Aviator tracks demand and sales on each individual flight and each departure, and will detect even a slight dip in demand on a single flight. It responds by making automatic changes to the inventory, optimising settings and allowing more discounted seats to become available. The result? Loads are improved, revenues are increased.

Increases yields on

high- demand flights

As Aviator is constantly looking for changes in demand patterns, it will detect even a slight increase in demand on a flight.

When that occurs, it will optimise inventory settings and close the cheapest classes. This pushes up the average fare paid for the flight, and creates an increase in revenue for the flight.

It adds up pretty quickly

The extra revenue gained from an automated optimised inventory change to any given flight may be modest, but remember—Aviator will be making thousands of these changes daily. The end result? A significant increase in revenue for your airline.

Even if you have the best team of analysts in the industry, they alone could not produce these kind of results—because they could not possibly calculate the intricate forecasts and “optimal revenue settings” on the thousands of flights per day that Aviator does. Additionally, Aviator tracks each flight at least daily—watching as booking and cancellations occur, and continually tweaking the settings to extract the maximum revenue possible.

Don’t underestimate the power of Revenue Management

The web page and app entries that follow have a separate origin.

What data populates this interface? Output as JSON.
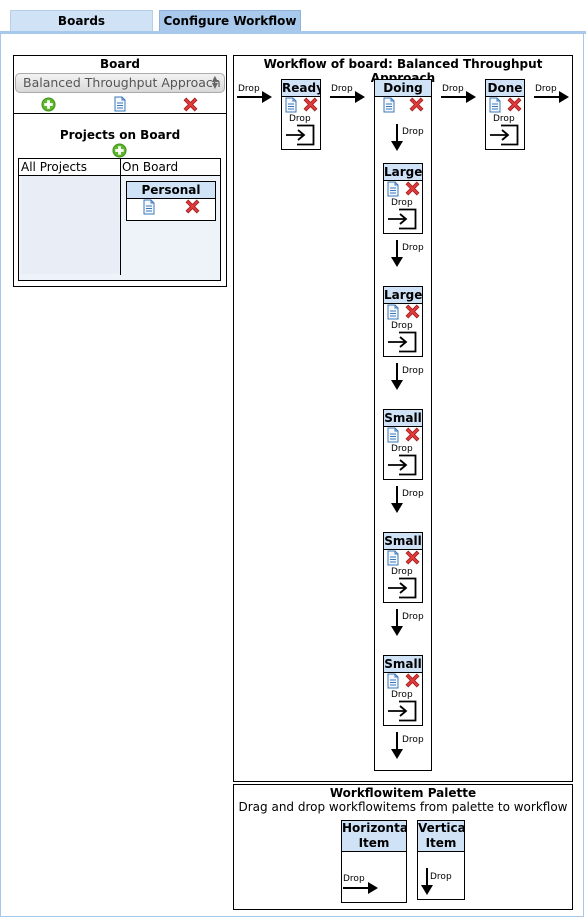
{
  "tabs": [
    {
      "label": "Boards"
    },
    {
      "label": "Configure Workflow"
    }
  ],
  "board_panel": {
    "title": "Board",
    "selected_board": "Balanced Throughput Approach",
    "projects_title": "Projects on Board",
    "col_all": "All Projects",
    "col_on": "On Board",
    "project_name": "Personal"
  },
  "workflow": {
    "title": "Workflow of board: Balanced Throughput Approach",
    "drop_label": "Drop",
    "ready": "Ready",
    "doing": "Doing",
    "done": "Done",
    "sub_items": [
      "Large",
      "Large",
      "Small",
      "Small",
      "Small"
    ]
  },
  "palette": {
    "title": "Workflowitem Palette",
    "hint": "Drag and drop workflowitems from palette to workflow",
    "horizontal_line1": "Horizontal",
    "horizontal_line2": "Item",
    "vertical_line1": "Vertical",
    "vertical_line2": "Item",
    "drop_label": "Drop"
  },
  "icons": {
    "add": "add-icon",
    "edit": "document-icon",
    "delete": "delete-icon"
  },
  "colors": {
    "header_bg": "#cfe2f6",
    "tab_active": "#a9c9ec",
    "add_green": "#5cb82a",
    "delete_red": "#d62c2c"
  }
}
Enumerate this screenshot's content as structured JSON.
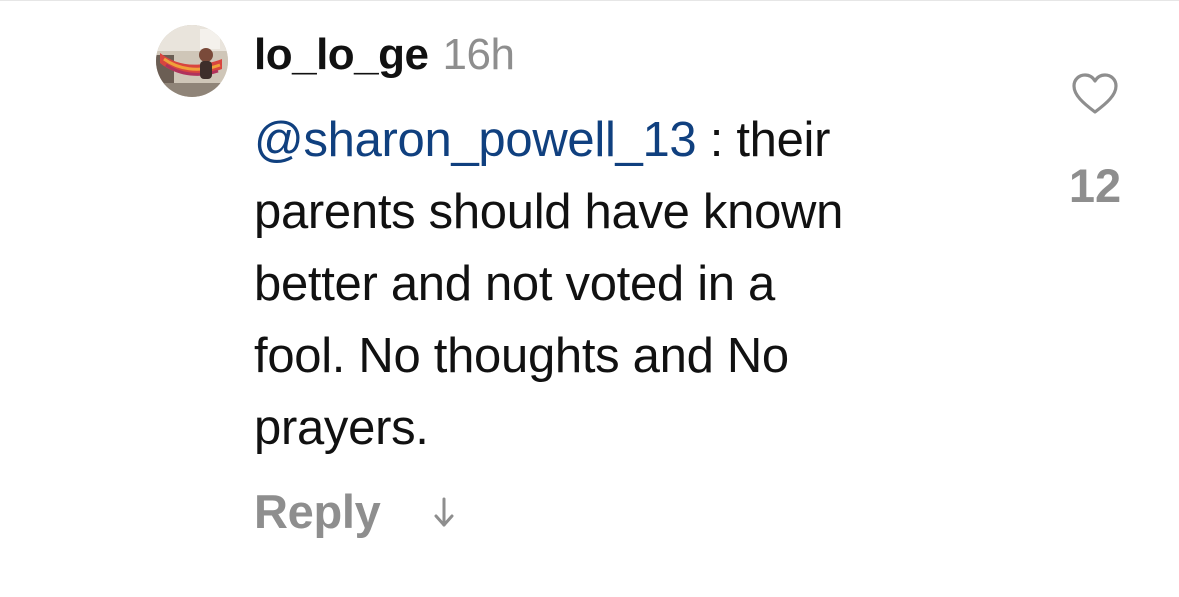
{
  "comment": {
    "username": "lo_lo_ge",
    "time": "16h",
    "mention": "@sharon_powell_13",
    "body_lines": [
      " : their",
      "parents should have known",
      "better and not voted in a",
      "fool. No thoughts and No",
      "prayers."
    ],
    "reply_label": "Reply",
    "like_count": "12"
  },
  "icons": {
    "avatar": "profile-photo",
    "like": "heart-icon",
    "expand": "arrow-down-icon"
  },
  "colors": {
    "mention": "#10407f",
    "secondary": "#8e8e8e",
    "text": "#111111"
  }
}
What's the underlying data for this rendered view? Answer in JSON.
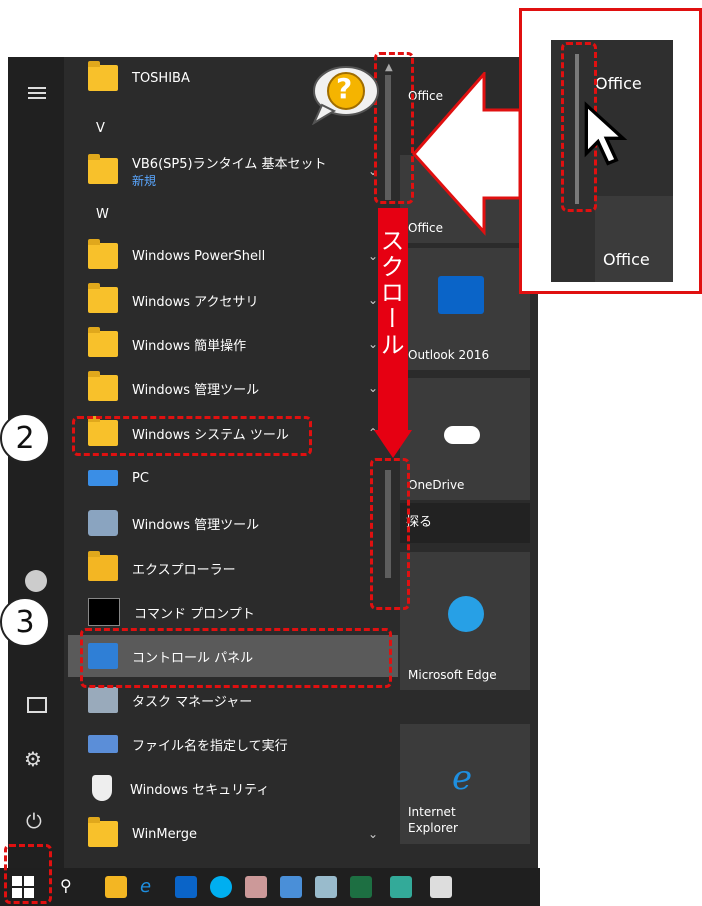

Revenue Management is an applied science which some small- and medium-sized airlines tend to overlook. In our experience, though, once an airline implements Revenue Management, they never look back. The concepts become completely 
ingrained, and the extra revenue becomes a pleasant “new normal.”

One size fits none!

Aviator flight optimisation is too important to be a “one size fits all” solution. We know that every airline is unique. Some
 need competitive airline data added to the logic. Others have special class nesting needs. In fact, virtually every airline has very specific requirements for their business model. And Aviator is designed to allow easy customisation, so that your airline can increase revenues in all circumstances.

Even more revenue through selective flight overbooking

Extra revenue can be produced by accurately predicting last-minute cancellation activity, and
overbooking the flight—so that some of the seats which will be cancelled are pre-sold to other
passengers who want to travel on that flight. Business rules are applied to maximise gains and
minimise any risks.

How about profits?

Over the past few decades, and across a variety of industries, companies introducing Revenue Management for the first time have increased revenue by an average of seven percent. In the travel and transport industry, that can often be the difference between profit and loss.

 

Let’s use a small airline with annual passenger revenue of $80 million as an example. Even if a move to Revenue Management produced a revenue increase of just four percent, that would boost overall revenue by $3.2 million. Considering the relatively low cost of Aviator, almost $3 million would be added straight to the bottom line. And if the airline was already budgeting for a profit of $3 million, the additional $3 million in revenue due to Revenue Management would increase profit by 100%!